“!!!”

One of the reactions was from a friend who expressed concern that using sex toys would “desensitize” a person to “regular” sex, become addictive, and, generally, transform something that should be wonderful and natural into something artificial and bad. 

I found I had an immediate, visceral reaction to this, which was, just, NO. There are lots of things can be used in a harmful way, but that doesn’t make the thing itself bad or dangerous. 

I said to her, “I think it doesn’t have to be that way.  Like, usually, I make roast chicken plain, but sometimes I change it up and use lemon and oregano.  The fact that sometimes I use oregano doesn’t make me not like having it plain anymore.”

My friend looked at me like I’d just thrown the easiest out-of-the-ballpark homerun pitch ever and said, “Mer.  Sex is not like chicken.”

I thought about that for a long time.

I concluded that in fact sex is quite like chicken:

  • It can be really flavorful and almost embarassingly juicy, or it can be dry and tasteless.
  • Even though it really tastes good and almost everyone likes it, it can totally turn into the boring, expected default “we’re having chicken again,” as a substitute for something more inventive.  
  • It can be prepared endless ways.  There are whole books describing hundreds of ways to make chicken.  But I think most people spend their entire lives doing it the same two or three ways and only try it, say, Polynesian Style, on their honeymoon when they’re travelling, or when they go out for their anniversary.
  • The kind you get on your wedding night is generally not the best kind you ever had.
  • Some people like it bone-in; others prefer it boneless.
  • Some people like it when it’s free-range and organic and has a really sharp, distinctive, meaty taste.  Other people want it to be as bland as possible and not really have to think about the fact that it’s flesh.  Chicken is so diverse that all of these people can be made happy.
  • You can identify the kosher version because a tip of it is cut off.
  • When you buy it on the cheap, it is full of chemicals.
  • AND, when you ask a real cooking maven how to tell if someone is a good cook, they will say that the best cook in the world makes a simple, plain roasted chicken that is transcendant.

On the other hand, chicken is unlike sex in that you don’t have to do the whole eww-y salmonella-preventing handwashing thing after touching it raw.

 By the time the final version of my essay was written, I’d written the words “vibrating cock ring” so many times that they ceased to be shocking.  I had told versions of the cock ring story to many of my friends and a group of us started jokingly referring to it as a “VCR.” In fact, by the end of the revision, it was hard to remember what had been outre about it to begin with.

At one point, I confessed to my editor that I was worried that I sounded like a big rube, and that no one would get what had shocked me about the cock ring anyway (she laughed and said she didn’t think so, and she was right). 

Here is what I conclude from this:

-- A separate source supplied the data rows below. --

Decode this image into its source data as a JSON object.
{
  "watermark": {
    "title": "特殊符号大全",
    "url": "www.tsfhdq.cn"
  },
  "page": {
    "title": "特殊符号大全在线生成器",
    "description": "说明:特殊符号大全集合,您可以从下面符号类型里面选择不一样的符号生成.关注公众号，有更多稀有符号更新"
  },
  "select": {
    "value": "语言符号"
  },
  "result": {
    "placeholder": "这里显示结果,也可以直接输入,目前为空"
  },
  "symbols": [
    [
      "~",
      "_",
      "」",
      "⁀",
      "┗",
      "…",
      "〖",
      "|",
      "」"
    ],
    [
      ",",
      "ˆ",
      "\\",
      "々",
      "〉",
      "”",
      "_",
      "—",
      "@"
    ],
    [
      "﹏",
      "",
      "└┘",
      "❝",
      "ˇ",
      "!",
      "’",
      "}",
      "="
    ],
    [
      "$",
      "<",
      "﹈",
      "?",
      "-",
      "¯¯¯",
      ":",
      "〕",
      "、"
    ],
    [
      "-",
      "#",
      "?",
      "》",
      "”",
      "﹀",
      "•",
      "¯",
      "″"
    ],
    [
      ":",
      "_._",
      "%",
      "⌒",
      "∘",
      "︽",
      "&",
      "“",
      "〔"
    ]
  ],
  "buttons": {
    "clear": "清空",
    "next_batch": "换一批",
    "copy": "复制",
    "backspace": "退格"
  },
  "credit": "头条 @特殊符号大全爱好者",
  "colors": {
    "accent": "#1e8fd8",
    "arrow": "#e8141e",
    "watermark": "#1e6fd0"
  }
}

1.  You can get desensitized to a word by using it.  That word could be “cock ring” or it could be something pertaining more directly to motherhood like, “breast-milk” or “breast” or “nipple” or “poop” or even “Mom” – all of which are words I’ve seen people flinch at in the early days. 

2.  You get desensitized to the idea that something is outrageous when you get familiar with it.  This could be a change in your sex life.  Or it could be the very idea that your sex life changes over time.  Or it could be something much more mundane, like the initially outrageous idea of a baby sleeping in your room, or milk in your breasts, or a pump that removes the milk, or that you’ll cope patiently with colic, diapers, tantrums, or the notion that you’ll survive not having time to blow your hair dry or get to the gym every day.  Familiarity makes things seem not strange anymore.

3.  Talking to other people makes even weird, crazy things seem a lot less weird and crazy. This is also a kind of desensitization.  I think it’s desensitization to your own ego, and its so important.

But no, I don’t think that a sex toy is going to desensitize you to sex if you liked sex in the first place.

Now, go subscribe to Brain, Child:  The Magazine for Thinking Mothers.  And register for a new moms’ group, where you can come talk about this kind of thing.